[Data about app and page elements]
▼▼▼

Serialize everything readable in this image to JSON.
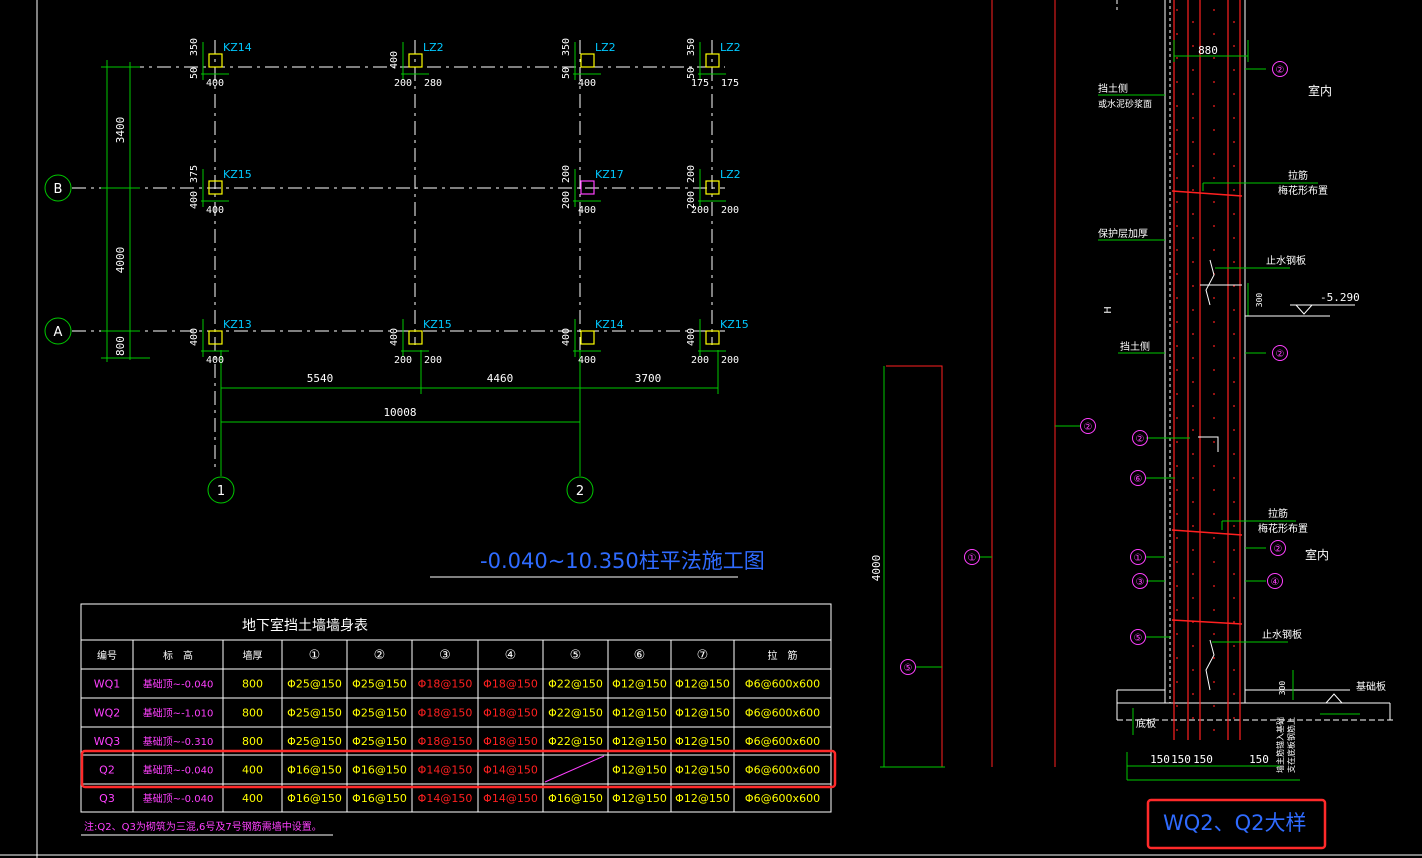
{
  "colors": {
    "background": "#000000",
    "green": "#00c800",
    "white": "#ffffff",
    "yellow": "#ffff00",
    "red": "#ff2020",
    "magenta": "#ff40ff",
    "cyan": "#00c8ff",
    "blue": "#2f6bff",
    "highlight": "#ff2a2a"
  },
  "plan": {
    "axes_rows": [
      "B",
      "A"
    ],
    "axes_cols": [
      "1",
      "2"
    ],
    "left_dims": [
      "3400",
      "4000",
      "800"
    ],
    "bottom_dims": [
      "5540",
      "4460",
      "3700"
    ],
    "overall_dim": "10008",
    "columns": {
      "r0c0": {
        "name": "KZ14",
        "v": [
          "350",
          "50"
        ],
        "h": [
          "400"
        ]
      },
      "r0c1": {
        "name": "LZ2",
        "v": [
          "400"
        ],
        "h": [
          "200",
          "280"
        ]
      },
      "r0c2": {
        "name": "LZ2",
        "v": [
          "350",
          "50"
        ],
        "h": [
          "400"
        ]
      },
      "r0c3": {
        "name": "LZ2",
        "v": [
          "350",
          "50"
        ],
        "h": [
          "175",
          "175"
        ]
      },
      "r1c0": {
        "name": "KZ15",
        "v": [
          "375",
          "400"
        ],
        "h": [
          "400"
        ]
      },
      "r1c2": {
        "name": "KZ17",
        "v": [
          "200",
          "200"
        ],
        "h": [
          "400"
        ]
      },
      "r1c3": {
        "name": "LZ2",
        "v": [
          "200",
          "200"
        ],
        "h": [
          "200",
          "200"
        ]
      },
      "r2c0": {
        "name": "KZ13",
        "v": [
          "400"
        ],
        "h": [
          "400"
        ]
      },
      "r2c1": {
        "name": "KZ15",
        "v": [
          "400"
        ],
        "h": [
          "200",
          "200"
        ]
      },
      "r2c2": {
        "name": "KZ14",
        "v": [
          "400"
        ],
        "h": [
          "400"
        ]
      },
      "r2c3": {
        "name": "KZ15",
        "v": [
          "400"
        ],
        "h": [
          "200",
          "200"
        ]
      }
    },
    "title": "-0.040~10.350柱平法施工图"
  },
  "table": {
    "title": "地下室挡土墙墙身表",
    "headers": [
      "编号",
      "标　高",
      "墙厚",
      "①",
      "②",
      "③",
      "④",
      "⑤",
      "⑥",
      "⑦",
      "拉　筋"
    ],
    "rows": [
      [
        "WQ1",
        "基础顶~-0.040",
        "800",
        "Φ25@150",
        "Φ25@150",
        "Φ18@150",
        "Φ18@150",
        "Φ22@150",
        "Φ12@150",
        "Φ12@150",
        "Φ6@600x600"
      ],
      [
        "WQ2",
        "基础顶~-1.010",
        "800",
        "Φ25@150",
        "Φ25@150",
        "Φ18@150",
        "Φ18@150",
        "Φ22@150",
        "Φ12@150",
        "Φ12@150",
        "Φ6@600x600"
      ],
      [
        "WQ3",
        "基础顶~-0.310",
        "800",
        "Φ25@150",
        "Φ25@150",
        "Φ18@150",
        "Φ18@150",
        "Φ22@150",
        "Φ12@150",
        "Φ12@150",
        "Φ6@600x600"
      ],
      [
        "Q2",
        "基础顶~-0.040",
        "400",
        "Φ16@150",
        "Φ16@150",
        "Φ14@150",
        "Φ14@150",
        "",
        "Φ12@150",
        "Φ12@150",
        "Φ6@600x600"
      ],
      [
        "Q3",
        "基础顶~-0.040",
        "400",
        "Φ16@150",
        "Φ16@150",
        "Φ14@150",
        "Φ14@150",
        "Φ16@150",
        "Φ12@150",
        "Φ12@150",
        "Φ6@600x600"
      ]
    ],
    "note": "注:Q2、Q3为砌筑为三混,6号及7号钢筋需墙中设置。"
  },
  "mid_detail": {
    "height_dim": "4000",
    "markers": [
      "①",
      "②",
      "⑤"
    ]
  },
  "section": {
    "top_dim": "880",
    "labels": {
      "soil_face": "挡土侧",
      "waterproof": "或水泥砂浆面",
      "indoor_top": "室内",
      "tie_bar": "拉筋",
      "plum_layout": "梅花形布置",
      "protect": "保护层加厚",
      "waterstop_top": "止水钢板",
      "elev": "-5.290",
      "dim300": "300",
      "h": "H",
      "soil_face2": "挡土侧",
      "tie_bar2": "拉筋",
      "plum_layout2": "梅花形布置",
      "indoor_bottom": "室内",
      "waterstop_bottom": "止水钢板",
      "base": "基础板",
      "floor": "底板",
      "dim300b": "300",
      "note_vert": "墙主筋锚入基础",
      "note_vert2": "支在底板钢筋上",
      "bottom_dims": [
        "150",
        "150",
        "150",
        "150"
      ]
    },
    "markers": {
      "m2a": "②",
      "m2b": "②",
      "m2c": "②",
      "m2d": "②",
      "m6": "⑥",
      "m1": "①",
      "m3": "③",
      "m4": "④",
      "m5": "⑤"
    },
    "title": "WQ2、Q2大样"
  }
}
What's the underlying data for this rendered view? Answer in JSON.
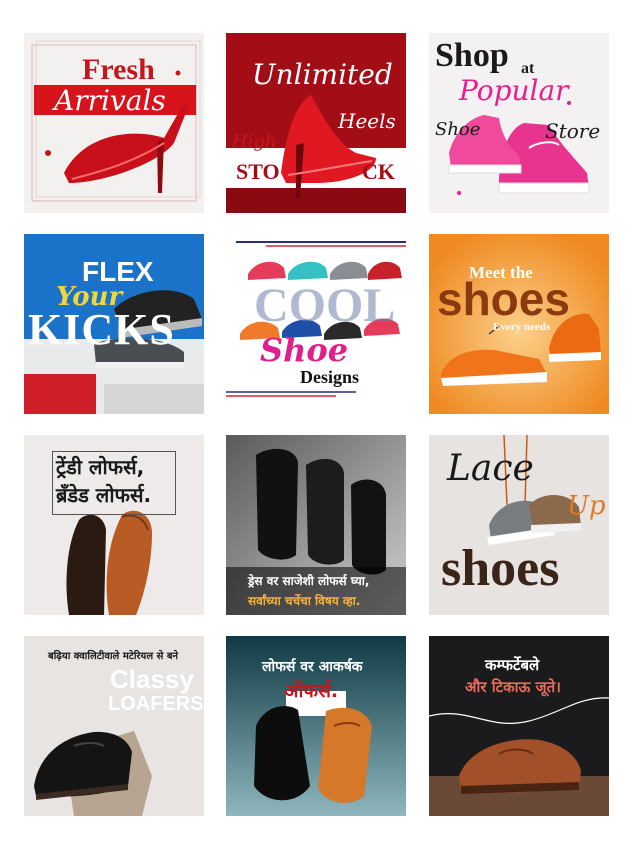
{
  "tiles": {
    "fresh": {
      "word1": "Fresh",
      "word2": "Arrivals"
    },
    "unlimited": {
      "title": "Unlimited",
      "high": "High",
      "heels": "Heels",
      "sto": "STO",
      "ck": "CK"
    },
    "popular": {
      "shop": "Shop",
      "at": "at",
      "popular": "Popular",
      "shoe": "Shoe",
      "store": "Store"
    },
    "flex": {
      "flex": "FLEX",
      "your": "Your",
      "kicks": "KICKS"
    },
    "cool": {
      "cool": "COOL",
      "shoe": "Shoe",
      "designs": "Designs"
    },
    "meet": {
      "meet": "Meet the",
      "shoes": "shoes",
      "every": "Every needs"
    },
    "trendy": {
      "line1": "ट्रेंडी लोफर्स,",
      "line2": "ब्रँडेड लोफर्स."
    },
    "dress": {
      "line1": "ड्रेस वर साजेशी लोफर्स घ्या,",
      "line2": "सर्वांच्या चर्चेचा विषय व्हा."
    },
    "lace": {
      "lace": "Lace",
      "up": "Up",
      "shoes": "shoes"
    },
    "classy": {
      "top": "बढ़िया क्वालिटीवाले मटेरियल से बने",
      "classy": "Classy",
      "loafers": "LOAFERS"
    },
    "offer": {
      "line1": "लोफर्स वर आकर्षक",
      "line2": "ऑफर्स."
    },
    "comfort": {
      "line1": "कम्फर्टेबले",
      "line2": "और टिकाऊ जूते।"
    }
  },
  "colors": {
    "red": "#c4161c",
    "maroon": "#9b0a12",
    "pink": "#e91e8c",
    "orange": "#f29a3a",
    "gold": "#f1b83a",
    "dark": "#1b1b1b"
  }
}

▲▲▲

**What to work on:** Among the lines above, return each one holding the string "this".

**Response area:**
Serialize everything readable in this image to JSON.
What's the underlying data for this rendered view? Answer in JSON.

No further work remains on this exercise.